#### Problem:
Reproduce the records below in full and without edits, omitting images.

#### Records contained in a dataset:
——————
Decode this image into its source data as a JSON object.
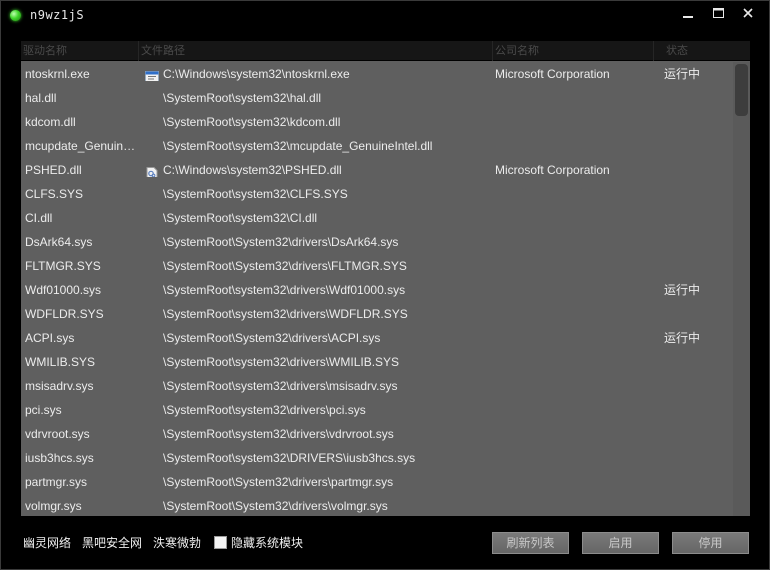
{
  "window": {
    "title": "n9wz1jS"
  },
  "columns": {
    "name": "驱动名称",
    "path": "文件路径",
    "company": "公司名称",
    "status": "状态"
  },
  "rows": [
    {
      "name": "ntoskrnl.exe",
      "icon": "exe",
      "path": "C:\\Windows\\system32\\ntoskrnl.exe",
      "company": "Microsoft Corporation",
      "status": "运行中"
    },
    {
      "name": "hal.dll",
      "icon": "",
      "path": "\\SystemRoot\\system32\\hal.dll",
      "company": "",
      "status": ""
    },
    {
      "name": "kdcom.dll",
      "icon": "",
      "path": "\\SystemRoot\\system32\\kdcom.dll",
      "company": "",
      "status": ""
    },
    {
      "name": "mcupdate_GenuineIntel.dll",
      "icon": "",
      "path": "\\SystemRoot\\system32\\mcupdate_GenuineIntel.dll",
      "company": "",
      "status": ""
    },
    {
      "name": "PSHED.dll",
      "icon": "dll",
      "path": "C:\\Windows\\system32\\PSHED.dll",
      "company": "Microsoft Corporation",
      "status": ""
    },
    {
      "name": "CLFS.SYS",
      "icon": "",
      "path": "\\SystemRoot\\system32\\CLFS.SYS",
      "company": "",
      "status": ""
    },
    {
      "name": "CI.dll",
      "icon": "",
      "path": "\\SystemRoot\\system32\\CI.dll",
      "company": "",
      "status": ""
    },
    {
      "name": "DsArk64.sys",
      "icon": "",
      "path": "\\SystemRoot\\System32\\drivers\\DsArk64.sys",
      "company": "",
      "status": ""
    },
    {
      "name": "FLTMGR.SYS",
      "icon": "",
      "path": "\\SystemRoot\\System32\\drivers\\FLTMGR.SYS",
      "company": "",
      "status": ""
    },
    {
      "name": "Wdf01000.sys",
      "icon": "",
      "path": "\\SystemRoot\\system32\\drivers\\Wdf01000.sys",
      "company": "",
      "status": "运行中"
    },
    {
      "name": "WDFLDR.SYS",
      "icon": "",
      "path": "\\SystemRoot\\system32\\drivers\\WDFLDR.SYS",
      "company": "",
      "status": ""
    },
    {
      "name": "ACPI.sys",
      "icon": "",
      "path": "\\SystemRoot\\System32\\drivers\\ACPI.sys",
      "company": "",
      "status": "运行中"
    },
    {
      "name": "WMILIB.SYS",
      "icon": "",
      "path": "\\SystemRoot\\system32\\drivers\\WMILIB.SYS",
      "company": "",
      "status": ""
    },
    {
      "name": "msisadrv.sys",
      "icon": "",
      "path": "\\SystemRoot\\system32\\drivers\\msisadrv.sys",
      "company": "",
      "status": ""
    },
    {
      "name": "pci.sys",
      "icon": "",
      "path": "\\SystemRoot\\system32\\drivers\\pci.sys",
      "company": "",
      "status": ""
    },
    {
      "name": "vdrvroot.sys",
      "icon": "",
      "path": "\\SystemRoot\\system32\\drivers\\vdrvroot.sys",
      "company": "",
      "status": ""
    },
    {
      "name": "iusb3hcs.sys",
      "icon": "",
      "path": "\\SystemRoot\\system32\\DRIVERS\\iusb3hcs.sys",
      "company": "",
      "status": ""
    },
    {
      "name": "partmgr.sys",
      "icon": "",
      "path": "\\SystemRoot\\System32\\drivers\\partmgr.sys",
      "company": "",
      "status": ""
    },
    {
      "name": "volmgr.sys",
      "icon": "",
      "path": "\\SystemRoot\\System32\\drivers\\volmgr.sys",
      "company": "",
      "status": ""
    }
  ],
  "footer": {
    "link1": "幽灵网络",
    "link2": "黑吧安全网",
    "link3": "泆寒微勃",
    "hide_label": "隐藏系统模块",
    "refresh": "刷新列表",
    "enable": "启用",
    "disable": "停用"
  },
  "colors": {
    "accent": "#3fd62a",
    "list_bg": "#5f5f5f",
    "window_bg": "#000000"
  }
}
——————
#### Result:
Decode this image into its source data as a JSON object.
{
  "window": {
    "title": "n9wz1jS"
  },
  "columns": {
    "name": "驱动名称",
    "path": "文件路径",
    "company": "公司名称",
    "status": "状态"
  },
  "rows": [
    {
      "name": "ntoskrnl.exe",
      "icon": "exe",
      "path": "C:\\Windows\\system32\\ntoskrnl.exe",
      "company": "Microsoft Corporation",
      "status": "运行中"
    },
    {
      "name": "hal.dll",
      "icon": "",
      "path": "\\SystemRoot\\system32\\hal.dll",
      "company": "",
      "status": ""
    },
    {
      "name": "kdcom.dll",
      "icon": "",
      "path": "\\SystemRoot\\system32\\kdcom.dll",
      "company": "",
      "status": ""
    },
    {
      "name": "mcupdate_GenuineIntel.dll",
      "icon": "",
      "path": "\\SystemRoot\\system32\\mcupdate_GenuineIntel.dll",
      "company": "",
      "status": ""
    },
    {
      "name": "PSHED.dll",
      "icon": "dll",
      "path": "C:\\Windows\\system32\\PSHED.dll",
      "company": "Microsoft Corporation",
      "status": ""
    },
    {
      "name": "CLFS.SYS",
      "icon": "",
      "path": "\\SystemRoot\\system32\\CLFS.SYS",
      "company": "",
      "status": ""
    },
    {
      "name": "CI.dll",
      "icon": "",
      "path": "\\SystemRoot\\system32\\CI.dll",
      "company": "",
      "status": ""
    },
    {
      "name": "DsArk64.sys",
      "icon": "",
      "path": "\\SystemRoot\\System32\\drivers\\DsArk64.sys",
      "company": "",
      "status": ""
    },
    {
      "name": "FLTMGR.SYS",
      "icon": "",
      "path": "\\SystemRoot\\System32\\drivers\\FLTMGR.SYS",
      "company": "",
      "status": ""
    },
    {
      "name": "Wdf01000.sys",
      "icon": "",
      "path": "\\SystemRoot\\system32\\drivers\\Wdf01000.sys",
      "company": "",
      "status": "运行中"
    },
    {
      "name": "WDFLDR.SYS",
      "icon": "",
      "path": "\\SystemRoot\\system32\\drivers\\WDFLDR.SYS",
      "company": "",
      "status": ""
    },
    {
      "name": "ACPI.sys",
      "icon": "",
      "path": "\\SystemRoot\\System32\\drivers\\ACPI.sys",
      "company": "",
      "status": "运行中"
    },
    {
      "name": "WMILIB.SYS",
      "icon": "",
      "path": "\\SystemRoot\\system32\\drivers\\WMILIB.SYS",
      "company": "",
      "status": ""
    },
    {
      "name": "msisadrv.sys",
      "icon": "",
      "path": "\\SystemRoot\\system32\\drivers\\msisadrv.sys",
      "company": "",
      "status": ""
    },
    {
      "name": "pci.sys",
      "icon": "",
      "path": "\\SystemRoot\\system32\\drivers\\pci.sys",
      "company": "",
      "status": ""
    },
    {
      "name": "vdrvroot.sys",
      "icon": "",
      "path": "\\SystemRoot\\system32\\drivers\\vdrvroot.sys",
      "company": "",
      "status": ""
    },
    {
      "name": "iusb3hcs.sys",
      "icon": "",
      "path": "\\SystemRoot\\system32\\DRIVERS\\iusb3hcs.sys",
      "company": "",
      "status": ""
    },
    {
      "name": "partmgr.sys",
      "icon": "",
      "path": "\\SystemRoot\\System32\\drivers\\partmgr.sys",
      "company": "",
      "status": ""
    },
    {
      "name": "volmgr.sys",
      "icon": "",
      "path": "\\SystemRoot\\System32\\drivers\\volmgr.sys",
      "company": "",
      "status": ""
    }
  ],
  "footer": {
    "link1": "幽灵网络",
    "link2": "黑吧安全网",
    "link3": "泆寒微勃",
    "hide_label": "隐藏系统模块",
    "refresh": "刷新列表",
    "enable": "启用",
    "disable": "停用"
  },
  "colors": {
    "accent": "#3fd62a",
    "list_bg": "#5f5f5f",
    "window_bg": "#000000"
  }
}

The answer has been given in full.